Richard Leakey, fresh from his coup of the National Geographic funding, assembled a small team of Kenyans and headed of to lake Turkana.
Meanwhile Richard Leakey was aging badly. Arthritis was leaving him finding it hard to walk, irritable and grumpy. The marriage to Mary wasn't going to well and he was cut of from the very Ethiopian project he had initiated.
At Lake Turkana things were looking up, the small team of Kenyans under Richard, nicknamed the "Hominid Gang", was having a great time. Fossils were plentiful and in a couple of months they had discovered three hominid jaw bones (austrolopithicenes). National Geographic were suitably impressed and the funds kept rolling in. One the second expedition they found a complete Robust Astrolopithicene skull and parts of another.
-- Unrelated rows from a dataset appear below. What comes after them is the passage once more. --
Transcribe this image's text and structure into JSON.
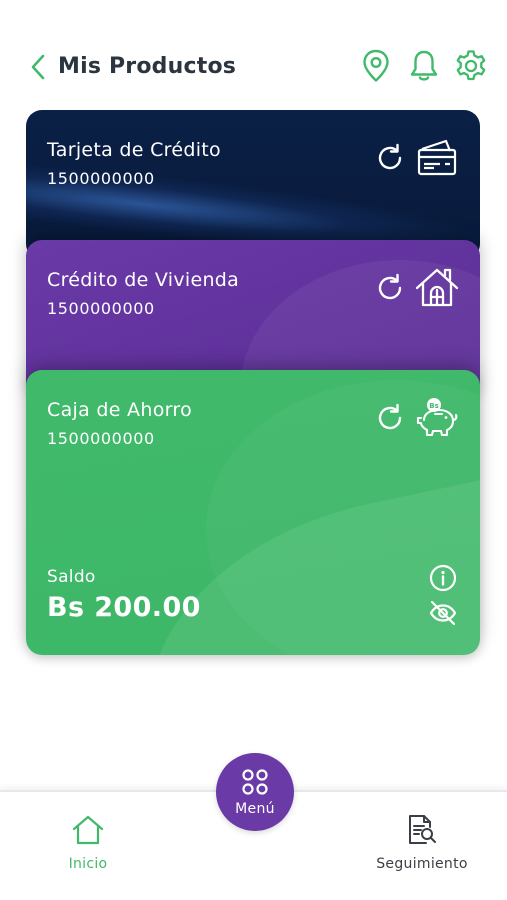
{
  "header": {
    "title": "Mis Productos",
    "icons": [
      "chevron-left-icon",
      "location-pin-icon",
      "bell-icon",
      "gear-icon"
    ]
  },
  "cards": [
    {
      "name": "Tarjeta de Crédito",
      "number": "1500000000",
      "icon": "credit-card-icon",
      "color": "#0b2046"
    },
    {
      "name": "Crédito de Vivienda",
      "number": "1500000000",
      "icon": "house-icon",
      "color": "#6a3aa6"
    },
    {
      "name": "Caja de Ahorro",
      "number": "1500000000",
      "icon": "piggy-bank-icon",
      "color": "#41b96b",
      "balance_label": "Saldo",
      "balance_value": "Bs 200.00"
    }
  ],
  "bottom_nav": {
    "home_label": "Inicio",
    "menu_label": "Menú",
    "tracking_label": "Seguimiento"
  },
  "colors": {
    "accent_green": "#41b96b",
    "accent_purple": "#6a3aa6",
    "navy": "#0b2046"
  }
}
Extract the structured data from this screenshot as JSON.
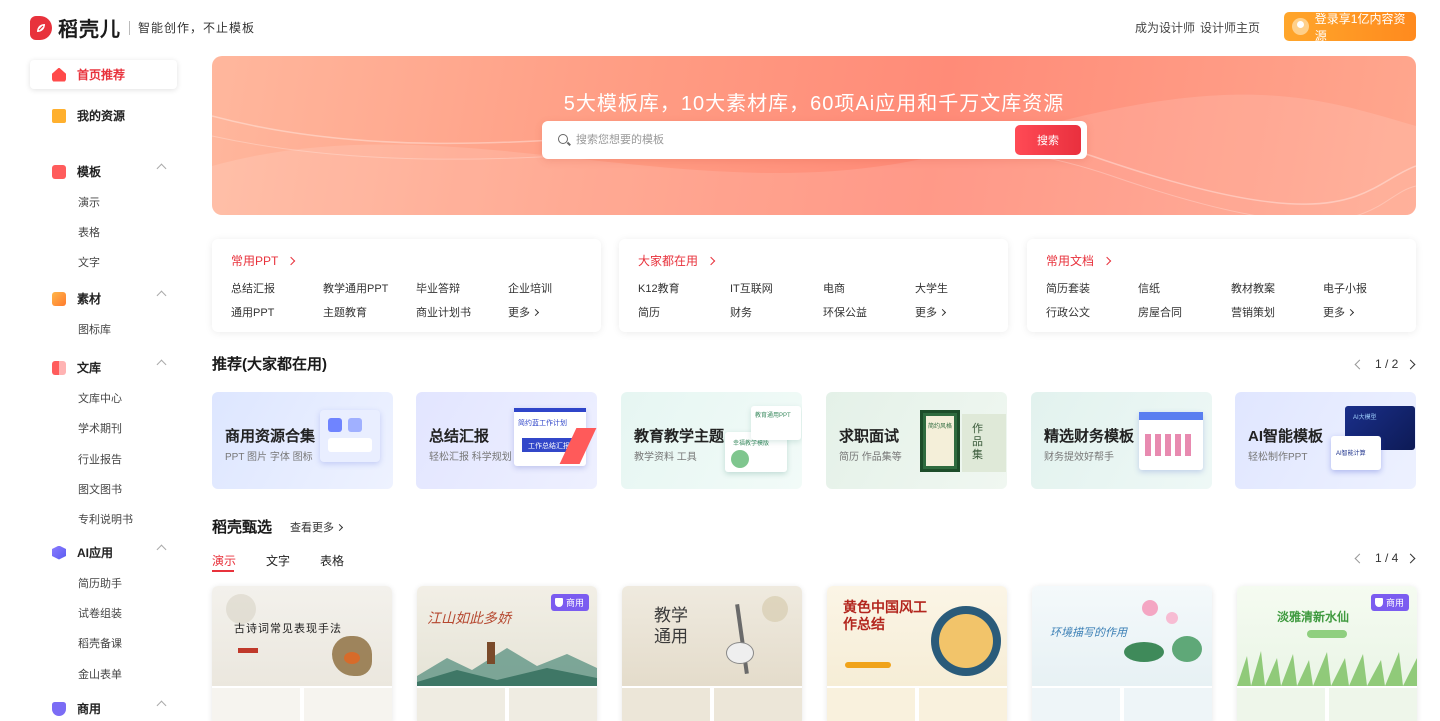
{
  "header": {
    "logo_text": "稻壳儿",
    "slogan": "智能创作，不止模板",
    "links": [
      "成为设计师",
      "设计师主页"
    ],
    "login_label": "登录享1亿内容资源"
  },
  "sidebar": {
    "home": "首页推荐",
    "resources": "我的资源",
    "groups": [
      {
        "label": "模板",
        "items": [
          "演示",
          "表格",
          "文字"
        ]
      },
      {
        "label": "素材",
        "items": [
          "图标库"
        ]
      },
      {
        "label": "文库",
        "items": [
          "文库中心",
          "学术期刊",
          "行业报告",
          "图文图书",
          "专利说明书"
        ]
      },
      {
        "label": "AI应用",
        "items": [
          "简历助手",
          "试卷组装",
          "稻壳备课",
          "金山表单"
        ]
      },
      {
        "label": "商用",
        "items": []
      }
    ]
  },
  "hero": {
    "title": "5大模板库，10大素材库，60项Ai应用和千万文库资源",
    "search_placeholder": "搜索您想要的模板",
    "search_button": "搜索"
  },
  "categories": [
    {
      "title": "常用PPT",
      "items": [
        "总结汇报",
        "教学通用PPT",
        "毕业答辩",
        "企业培训",
        "通用PPT",
        "主题教育",
        "商业计划书",
        "更多"
      ]
    },
    {
      "title": "大家都在用",
      "items": [
        "K12教育",
        "IT互联网",
        "电商",
        "大学生",
        "简历",
        "财务",
        "环保公益",
        "更多"
      ]
    },
    {
      "title": "常用文档",
      "items": [
        "简历套装",
        "信纸",
        "教材教案",
        "电子小报",
        "行政公文",
        "房屋合同",
        "营销策划",
        "更多"
      ]
    }
  ],
  "recommend": {
    "title": "推荐(大家都在用)",
    "page": "1 / 2",
    "cards": [
      {
        "title": "商用资源合集",
        "sub": "PPT 图片 字体 图标"
      },
      {
        "title": "总结汇报",
        "sub": "轻松汇报 科学规划"
      },
      {
        "title": "教育教学主题",
        "sub": "教学资料 工具"
      },
      {
        "title": "求职面试",
        "sub": "简历 作品集等"
      },
      {
        "title": "精选财务模板",
        "sub": "财务提效好帮手"
      },
      {
        "title": "AI智能模板",
        "sub": "轻松制作PPT"
      }
    ],
    "art_text": {
      "plan": "简约蓝工作计划",
      "summary": "工作总结汇报",
      "edu": "教育通用PPT",
      "edu2": "幸福教学模版",
      "resume": "简约风格",
      "works": "作品集",
      "ai_badge": "AI大模型",
      "ai_card": "AI智能计算"
    }
  },
  "selection": {
    "title": "稻壳甄选",
    "see_more": "查看更多",
    "page": "1 / 4",
    "tabs": [
      "演示",
      "文字",
      "表格"
    ],
    "badge": "商用",
    "thumbs": [
      {
        "title": "古诗词常见表现手法"
      },
      {
        "title": "江山如此多娇"
      },
      {
        "title": "教学通用"
      },
      {
        "title": "黄色中国风工作总结"
      },
      {
        "title": "环境描写的作用"
      },
      {
        "title": "淡雅清新水仙"
      }
    ]
  },
  "colors": {
    "accent": "#e8323c",
    "login": "#ff9a26",
    "badge": "#7b5cf0"
  }
}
Later they would find stone tools and these would be dated to the oldest date up till then found at 2.6 million years old.
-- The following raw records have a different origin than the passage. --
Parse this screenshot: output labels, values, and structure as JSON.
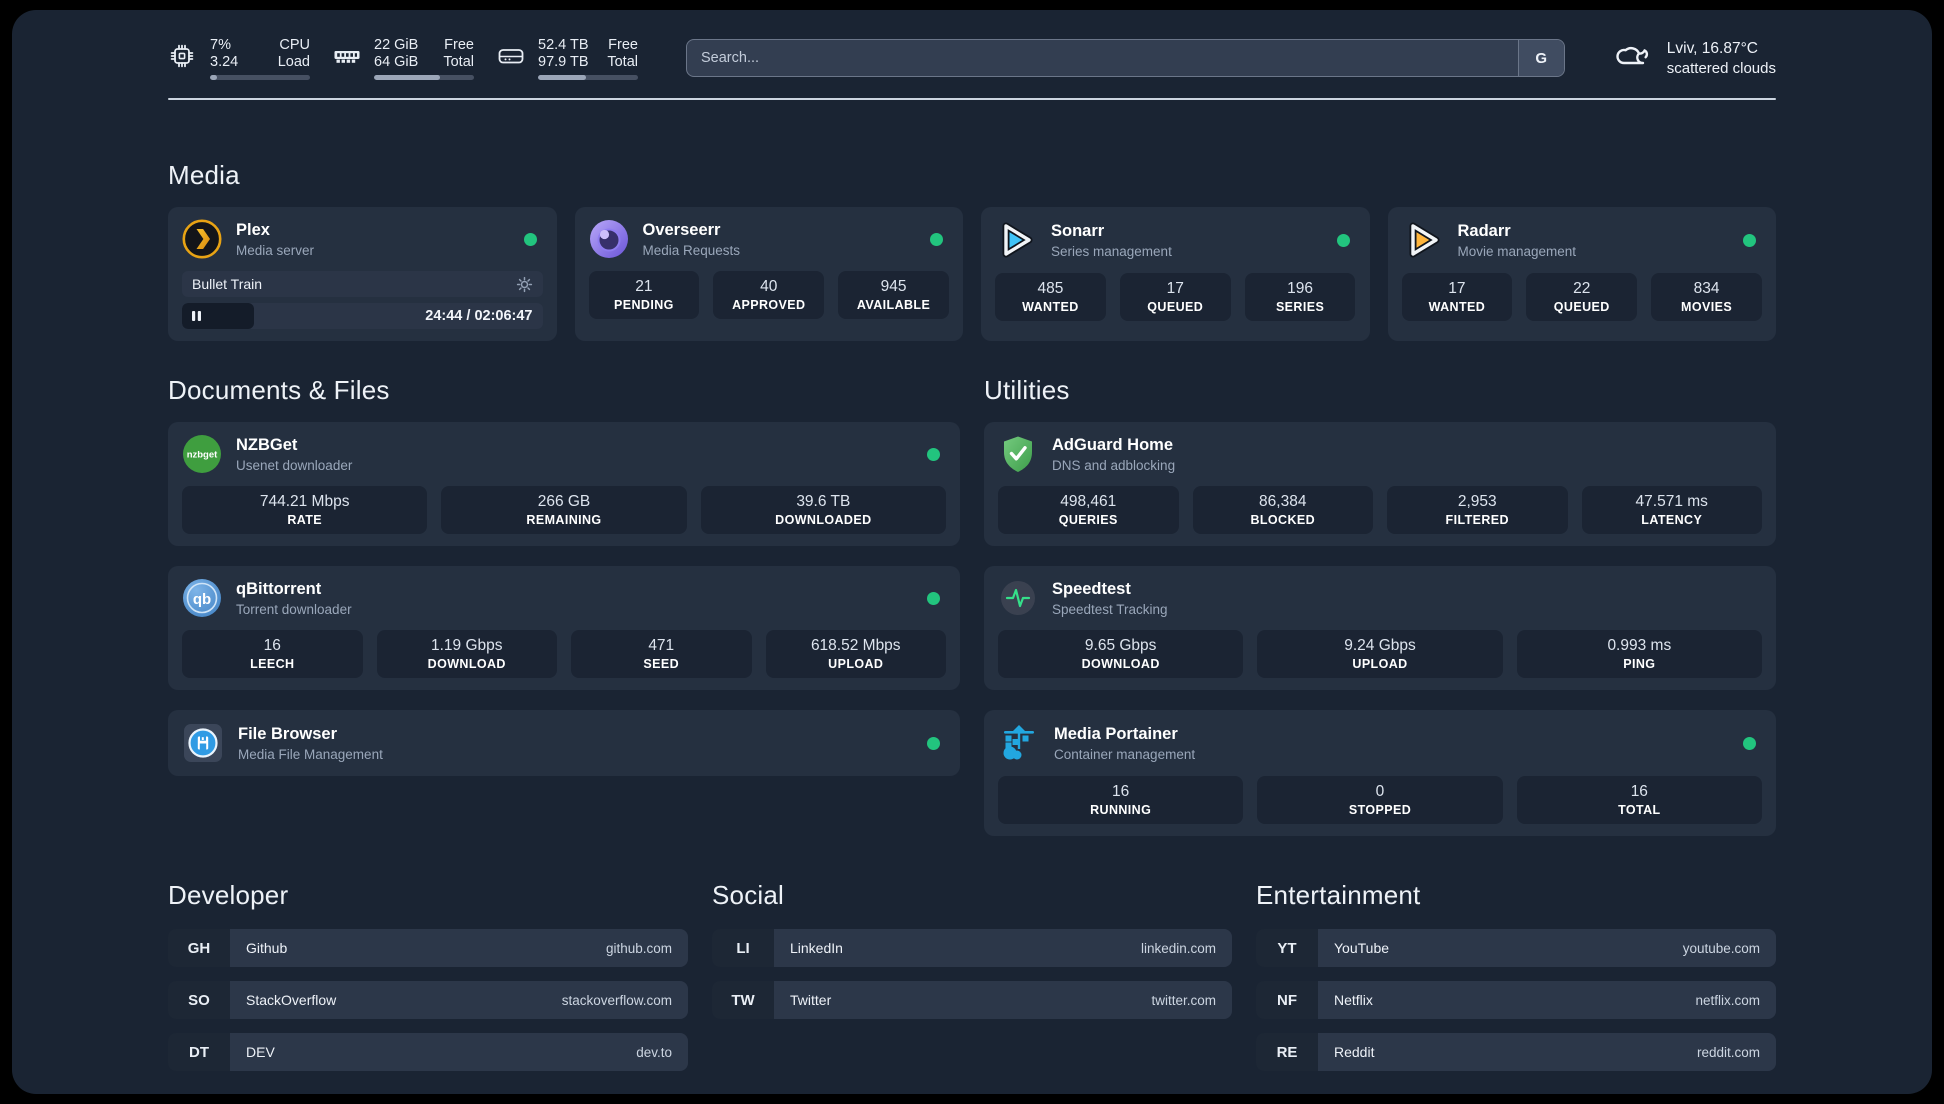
{
  "colors": {
    "status_online": "#22c47e",
    "portainer_blue": "#22a7e0",
    "plex_gold": "#e8a314",
    "sonarr_blue": "#3fc3f7",
    "radarr_orange": "#ffb53c",
    "nzbget_green": "#3f9e3f",
    "adguard_green": "#53b15f",
    "speedtest_pulse": "#35e08a"
  },
  "header": {
    "system_stats": [
      {
        "icon": "cpu-icon",
        "rows": [
          {
            "value": "7%",
            "label": "CPU"
          },
          {
            "value": "3.24",
            "label": "Load"
          }
        ],
        "progress_pct": 7
      },
      {
        "icon": "memory-icon",
        "rows": [
          {
            "value": "22 GiB",
            "label": "Free"
          },
          {
            "value": "64 GiB",
            "label": "Total"
          }
        ],
        "progress_pct": 66
      },
      {
        "icon": "disk-icon",
        "rows": [
          {
            "value": "52.4 TB",
            "label": "Free"
          },
          {
            "value": "97.9 TB",
            "label": "Total"
          }
        ],
        "progress_pct": 48
      }
    ],
    "search": {
      "placeholder": "Search...",
      "engine_button": "G"
    },
    "weather": {
      "icon": "cloud-icon",
      "location": "Lviv, 16.87°C",
      "condition": "scattered clouds"
    }
  },
  "app_sections": [
    {
      "id": "media",
      "title": "Media",
      "apps": [
        {
          "icon": "plex-icon",
          "name": "Plex",
          "description": "Media server",
          "online": true,
          "player": {
            "title": "Bullet Train",
            "time": "24:44 / 02:06:47",
            "progress_pct": 20
          }
        },
        {
          "icon": "overseerr-icon",
          "name": "Overseerr",
          "description": "Media Requests",
          "online": true,
          "stats": [
            {
              "value": "21",
              "label": "PENDING"
            },
            {
              "value": "40",
              "label": "APPROVED"
            },
            {
              "value": "945",
              "label": "AVAILABLE"
            }
          ]
        },
        {
          "icon": "sonarr-icon",
          "name": "Sonarr",
          "description": "Series management",
          "online": true,
          "stats": [
            {
              "value": "485",
              "label": "WANTED"
            },
            {
              "value": "17",
              "label": "QUEUED"
            },
            {
              "value": "196",
              "label": "SERIES"
            }
          ]
        },
        {
          "icon": "radarr-icon",
          "name": "Radarr",
          "description": "Movie management",
          "online": true,
          "stats": [
            {
              "value": "17",
              "label": "WANTED"
            },
            {
              "value": "22",
              "label": "QUEUED"
            },
            {
              "value": "834",
              "label": "MOVIES"
            }
          ]
        }
      ]
    },
    {
      "id": "documents",
      "title": "Documents & Files",
      "apps": [
        {
          "icon": "nzbget-icon",
          "name": "NZBGet",
          "description": "Usenet downloader",
          "online": true,
          "stats": [
            {
              "value": "744.21 Mbps",
              "label": "RATE"
            },
            {
              "value": "266 GB",
              "label": "REMAINING"
            },
            {
              "value": "39.6 TB",
              "label": "DOWNLOADED"
            }
          ]
        },
        {
          "icon": "qbittorrent-icon",
          "name": "qBittorrent",
          "description": "Torrent downloader",
          "online": true,
          "stats": [
            {
              "value": "16",
              "label": "LEECH"
            },
            {
              "value": "1.19 Gbps",
              "label": "DOWNLOAD"
            },
            {
              "value": "471",
              "label": "SEED"
            },
            {
              "value": "618.52 Mbps",
              "label": "UPLOAD"
            }
          ]
        },
        {
          "icon": "filebrowser-icon",
          "name": "File Browser",
          "description": "Media File Management",
          "online": true
        }
      ]
    },
    {
      "id": "utilities",
      "title": "Utilities",
      "apps": [
        {
          "icon": "adguard-icon",
          "name": "AdGuard Home",
          "description": "DNS and adblocking",
          "online": false,
          "stats": [
            {
              "value": "498,461",
              "label": "QUERIES"
            },
            {
              "value": "86,384",
              "label": "BLOCKED"
            },
            {
              "value": "2,953",
              "label": "FILTERED"
            },
            {
              "value": "47.571 ms",
              "label": "LATENCY"
            }
          ]
        },
        {
          "icon": "speedtest-icon",
          "name": "Speedtest",
          "description": "Speedtest Tracking",
          "online": false,
          "stats": [
            {
              "value": "9.65 Gbps",
              "label": "DOWNLOAD"
            },
            {
              "value": "9.24 Gbps",
              "label": "UPLOAD"
            },
            {
              "value": "0.993 ms",
              "label": "PING"
            }
          ]
        },
        {
          "icon": "portainer-icon",
          "name": "Media Portainer",
          "description": "Container management",
          "online": true,
          "stats": [
            {
              "value": "16",
              "label": "RUNNING"
            },
            {
              "value": "0",
              "label": "STOPPED"
            },
            {
              "value": "16",
              "label": "TOTAL"
            }
          ]
        }
      ]
    }
  ],
  "bookmark_sections": [
    {
      "title": "Developer",
      "links": [
        {
          "abbr": "GH",
          "name": "Github",
          "url": "github.com"
        },
        {
          "abbr": "SO",
          "name": "StackOverflow",
          "url": "stackoverflow.com"
        },
        {
          "abbr": "DT",
          "name": "DEV",
          "url": "dev.to"
        }
      ]
    },
    {
      "title": "Social",
      "links": [
        {
          "abbr": "LI",
          "name": "LinkedIn",
          "url": "linkedin.com"
        },
        {
          "abbr": "TW",
          "name": "Twitter",
          "url": "twitter.com"
        }
      ]
    },
    {
      "title": "Entertainment",
      "links": [
        {
          "abbr": "YT",
          "name": "YouTube",
          "url": "youtube.com"
        },
        {
          "abbr": "NF",
          "name": "Netflix",
          "url": "netflix.com"
        },
        {
          "abbr": "RE",
          "name": "Reddit",
          "url": "reddit.com"
        }
      ]
    }
  ]
}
By the third expedition Leakey had recruited many specialist scientists and simply co-ordinated the work. By 1970 they had 16 himinid finds and but the next year 26.
In 1972 the most stunning and soon to be controversial find of a large brained homo skull would occur.
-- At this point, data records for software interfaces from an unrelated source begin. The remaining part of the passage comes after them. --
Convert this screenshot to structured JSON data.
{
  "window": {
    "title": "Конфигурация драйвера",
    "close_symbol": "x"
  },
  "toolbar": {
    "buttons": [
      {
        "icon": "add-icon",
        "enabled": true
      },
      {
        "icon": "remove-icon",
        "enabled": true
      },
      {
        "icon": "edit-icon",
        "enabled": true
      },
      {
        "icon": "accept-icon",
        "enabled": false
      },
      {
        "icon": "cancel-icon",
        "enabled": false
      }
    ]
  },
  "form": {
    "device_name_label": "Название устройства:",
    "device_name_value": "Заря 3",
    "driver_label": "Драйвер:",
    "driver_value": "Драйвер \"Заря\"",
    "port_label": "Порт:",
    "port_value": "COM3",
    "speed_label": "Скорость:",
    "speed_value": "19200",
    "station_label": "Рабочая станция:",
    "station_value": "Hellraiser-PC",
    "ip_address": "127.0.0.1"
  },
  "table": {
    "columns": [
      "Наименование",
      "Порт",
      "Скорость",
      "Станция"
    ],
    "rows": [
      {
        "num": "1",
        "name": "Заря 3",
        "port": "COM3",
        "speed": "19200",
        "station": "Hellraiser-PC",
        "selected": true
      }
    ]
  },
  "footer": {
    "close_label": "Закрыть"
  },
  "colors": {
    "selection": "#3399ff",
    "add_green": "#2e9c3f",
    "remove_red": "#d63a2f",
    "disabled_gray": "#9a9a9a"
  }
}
It was pieced together from 150 fragments but with a brain capacity of likely 800 cc this was no Australopithicene.
Louis was suitably impressed and enthusiastic when shown it by his son Richard. His controversial Homo habilis now had a contemporary, but he would suffer a major heart attack and die but a few short weeks after.